It was over. But I’m not sure if it ever really began.
I got the bad news from my friend Robert. Joaquin sent him a text message Sunday morning, and told him it was time to break up.
To say it hit Robert out of nowhere is an understatement. Because Robert’s married to Sara. And he’s faithful. And he’s heterosexual. And he’s never met a Joaquin, let alone dated one.
As Robert and I joked back and forth, we couldn’t figure out what was less gentlemanly — breaking up via text message, doing it at an ungodly hour (he told me the text arrived at 4:45 a.m.) or not being 1,500 percent sure he texted the correct number.
We sought the proper response, usually starting with, “You know what would be funny?” Followups include a newspaper ad saying, “If your boyfriend’s name is Joaquin, call him. Trust me.” Robert considered texting back, “I’m pregnant, and it’s yours.” I suggested, “I used to be a dude.”
If we were five years younger, Robert and I might have put action to such words. But we’re adults, and we stopped after the laughs. We stopped because some girl has no idea she’s been dumped. We never met her, but decided to care about her feelings because Joaquin — the guy who should have — didn’t.

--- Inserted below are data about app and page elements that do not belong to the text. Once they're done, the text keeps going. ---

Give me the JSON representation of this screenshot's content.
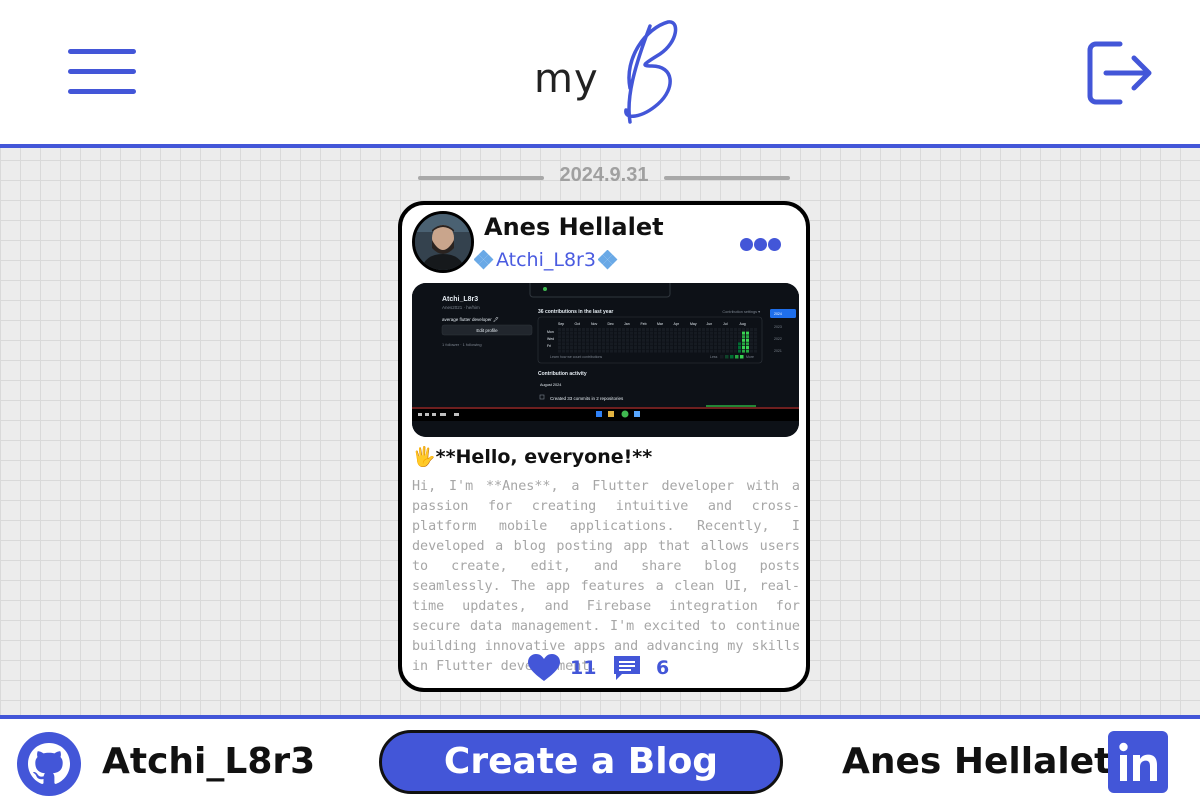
{
  "header": {
    "logo_text": "my",
    "logo_letter": "B",
    "accent_color": "#4356d8"
  },
  "feed": {
    "date": "2024.9.31",
    "post": {
      "author_name": "Anes Hellalet",
      "author_handle": "Atchi_L8r3",
      "title": "🖐**Hello, everyone!**",
      "body": "Hi, I'm **Anes**, a Flutter developer with a passion for creating intuitive and cross-platform mobile applications. Recently, I developed a blog posting app that allows users to create, edit, and share blog posts seamlessly. The app features a clean UI, real-time updates, and Firebase integration for secure data management. I'm excited to continue building innovative apps and advancing my skills in Flutter development.",
      "likes": "11",
      "comments": "6",
      "image": {
        "profile_name": "Atchi_L8r3",
        "profile_sub": "Anes2021 · he/him",
        "profile_bio": "average flutter developer 🖋",
        "edit_profile": "Edit profile",
        "followers": "1 follower · 1 following",
        "contrib_title": "36 contributions in the last year",
        "contrib_settings": "Contribution settings ▾",
        "months": [
          "Sep",
          "Oct",
          "Nov",
          "Dec",
          "Jan",
          "Feb",
          "Mar",
          "Apr",
          "May",
          "Jun",
          "Jul",
          "Aug"
        ],
        "days": [
          "Mon",
          "Wed",
          "Fri"
        ],
        "learn": "Learn how we count contributions",
        "less": "Less",
        "more": "More",
        "activity_title": "Contribution activity",
        "activity_month": "August 2024",
        "activity_item": "Created 33 commits in 2 repositories",
        "years": [
          "2024",
          "2023",
          "2022",
          "2021"
        ]
      }
    }
  },
  "footer": {
    "github_label": "Atchi_L8r3",
    "create_label": "Create a Blog",
    "linkedin_label": "Anes Hellalet"
  }
}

The exponential revolution of communications amazes me every day, and I could fill columns for the rest of the week with examples. But it’s also made love a more complicated battlefield as doing what’s right battles to the death against doing what’s convenient.
I’ve been the carnage. I was broken up with via e-mail. She apologized later, but the damage was done. The sting of rejection was bad, but it was overwhelmed by resentment. So instead of dealing with how I could make myself a better man for the girl who’s right for me, I wasted a lot of time feeling angry and slighted.

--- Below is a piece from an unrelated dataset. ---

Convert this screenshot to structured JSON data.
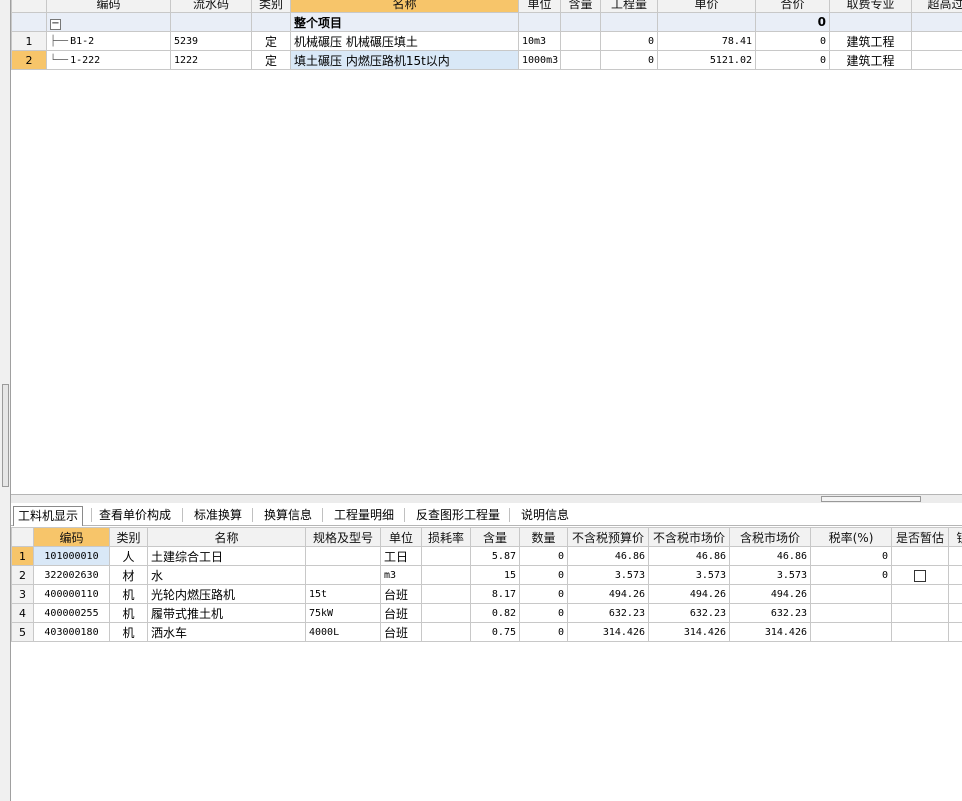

But sometimes, even face-to-face doesn’t work out. I was dating a girl we’ll call Julie, and we both knew things weren’t all that serious. I met a girl I thought could really turn into something, and decided I had to do the right thing and break things off with Julie first.
Anyway, we met for lunch, caught up on everything, and I prepared for the possibility of a sobbing girl when I mentioned Kasey.
But she didn’t cry. Her eyes lit up, and she told me about Dustin. And we both confided how much we weren’t looking forward to breaking the news. A few hours later, I actually confirmed the breakup via e-mail: “Hey Julie ... we broke up, right? That seemed a little too easy.”
Are there times when it’s acceptable to court via e-mail or text? Sure. But it’s the in-person things that matter most — how one person hugs tighter than anybody else, or can say everything with a silent stare. Maybe I’m old-fashioned, but closure deserves that same respect.
But maybe I’m wrong, and Joaquin will survive the battlefield. He’ll find somebody he’ll want to spend the rest of his life with. And he’ll propose ... perhaps by text message.
I hope he gets the right number next time. Because Robert’s already taken.
Kevin Wilson is a columnist for Freedom New Mexico. He can be contacted at 763-3431, ext. 313, or by e-mail: firstname.lastname@example.org